#### [RECORDS FOR THIS EXERCISE]
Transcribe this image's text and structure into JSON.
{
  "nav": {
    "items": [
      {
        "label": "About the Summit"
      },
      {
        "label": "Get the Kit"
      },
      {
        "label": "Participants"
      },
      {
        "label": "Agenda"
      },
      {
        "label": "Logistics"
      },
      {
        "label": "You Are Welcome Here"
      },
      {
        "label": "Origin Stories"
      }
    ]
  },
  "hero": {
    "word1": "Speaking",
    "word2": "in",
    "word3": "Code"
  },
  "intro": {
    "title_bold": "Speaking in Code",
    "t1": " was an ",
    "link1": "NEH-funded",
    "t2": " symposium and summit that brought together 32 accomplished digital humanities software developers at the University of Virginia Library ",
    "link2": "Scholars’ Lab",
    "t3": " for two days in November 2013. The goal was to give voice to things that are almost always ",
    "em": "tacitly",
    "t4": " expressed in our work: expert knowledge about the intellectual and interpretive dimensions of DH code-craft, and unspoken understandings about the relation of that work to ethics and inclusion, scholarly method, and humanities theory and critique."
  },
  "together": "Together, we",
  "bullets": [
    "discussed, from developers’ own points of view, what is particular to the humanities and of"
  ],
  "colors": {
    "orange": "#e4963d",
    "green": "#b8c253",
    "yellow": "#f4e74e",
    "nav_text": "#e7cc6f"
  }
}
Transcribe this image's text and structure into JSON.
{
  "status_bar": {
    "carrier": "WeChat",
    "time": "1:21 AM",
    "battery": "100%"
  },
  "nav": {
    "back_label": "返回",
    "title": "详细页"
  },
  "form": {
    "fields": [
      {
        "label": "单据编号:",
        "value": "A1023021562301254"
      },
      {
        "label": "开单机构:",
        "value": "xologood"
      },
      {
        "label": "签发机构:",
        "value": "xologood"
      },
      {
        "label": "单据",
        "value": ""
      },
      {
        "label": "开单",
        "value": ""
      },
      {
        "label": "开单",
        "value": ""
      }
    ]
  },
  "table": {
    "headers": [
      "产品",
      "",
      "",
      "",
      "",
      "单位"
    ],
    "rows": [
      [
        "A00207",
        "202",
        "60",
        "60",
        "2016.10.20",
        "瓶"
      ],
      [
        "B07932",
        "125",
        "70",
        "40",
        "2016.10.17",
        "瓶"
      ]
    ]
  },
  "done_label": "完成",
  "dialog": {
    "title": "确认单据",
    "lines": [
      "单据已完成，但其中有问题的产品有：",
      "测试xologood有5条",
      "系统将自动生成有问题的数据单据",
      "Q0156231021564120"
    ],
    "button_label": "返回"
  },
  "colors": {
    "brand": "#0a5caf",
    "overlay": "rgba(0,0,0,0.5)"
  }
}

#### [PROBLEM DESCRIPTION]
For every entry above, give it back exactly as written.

#### [OUTPUT]
Transcribe this image's text and structure into JSON.
{
  "nav": {
    "items": [
      {
        "label": "About the Summit"
      },
      {
        "label": "Get the Kit"
      },
      {
        "label": "Participants"
      },
      {
        "label": "Agenda"
      },
      {
        "label": "Logistics"
      },
      {
        "label": "You Are Welcome Here"
      },
      {
        "label": "Origin Stories"
      }
    ]
  },
  "hero": {
    "word1": "Speaking",
    "word2": "in",
    "word3": "Code"
  },
  "intro": {
    "title_bold": "Speaking in Code",
    "t1": " was an ",
    "link1": "NEH-funded",
    "t2": " symposium and summit that brought together 32 accomplished digital humanities software developers at the University of Virginia Library ",
    "link2": "Scholars’ Lab",
    "t3": " for two days in November 2013. The goal was to give voice to things that are almost always ",
    "em": "tacitly",
    "t4": " expressed in our work: expert knowledge about the intellectual and interpretive dimensions of DH code-craft, and unspoken understandings about the relation of that work to ethics and inclusion, scholarly method, and humanities theory and critique."
  },
  "together": "Together, we",
  "bullets": [
    "discussed, from developers’ own points of view, what is particular to the humanities and of"
  ],
  "colors": {
    "orange": "#e4963d",
    "green": "#b8c253",
    "yellow": "#f4e74e",
    "nav_text": "#e7cc6f"
  }
}
Transcribe this image's text and structure into JSON.
{
  "status_bar": {
    "carrier": "WeChat",
    "time": "1:21 AM",
    "battery": "100%"
  },
  "nav": {
    "back_label": "返回",
    "title": "详细页"
  },
  "form": {
    "fields": [
      {
        "label": "单据编号:",
        "value": "A1023021562301254"
      },
      {
        "label": "开单机构:",
        "value": "xologood"
      },
      {
        "label": "签发机构:",
        "value": "xologood"
      },
      {
        "label": "单据",
        "value": ""
      },
      {
        "label": "开单",
        "value": ""
      },
      {
        "label": "开单",
        "value": ""
      }
    ]
  },
  "table": {
    "headers": [
      "产品",
      "",
      "",
      "",
      "",
      "单位"
    ],
    "rows": [
      [
        "A00207",
        "202",
        "60",
        "60",
        "2016.10.20",
        "瓶"
      ],
      [
        "B07932",
        "125",
        "70",
        "40",
        "2016.10.17",
        "瓶"
      ]
    ]
  },
  "done_label": "完成",
  "dialog": {
    "title": "确认单据",
    "lines": [
      "单据已完成，但其中有问题的产品有：",
      "测试xologood有5条",
      "系统将自动生成有问题的数据单据",
      "Q0156231021564120"
    ],
    "button_label": "返回"
  },
  "colors": {
    "brand": "#0a5caf",
    "overlay": "rgba(0,0,0,0.5)"
  }
}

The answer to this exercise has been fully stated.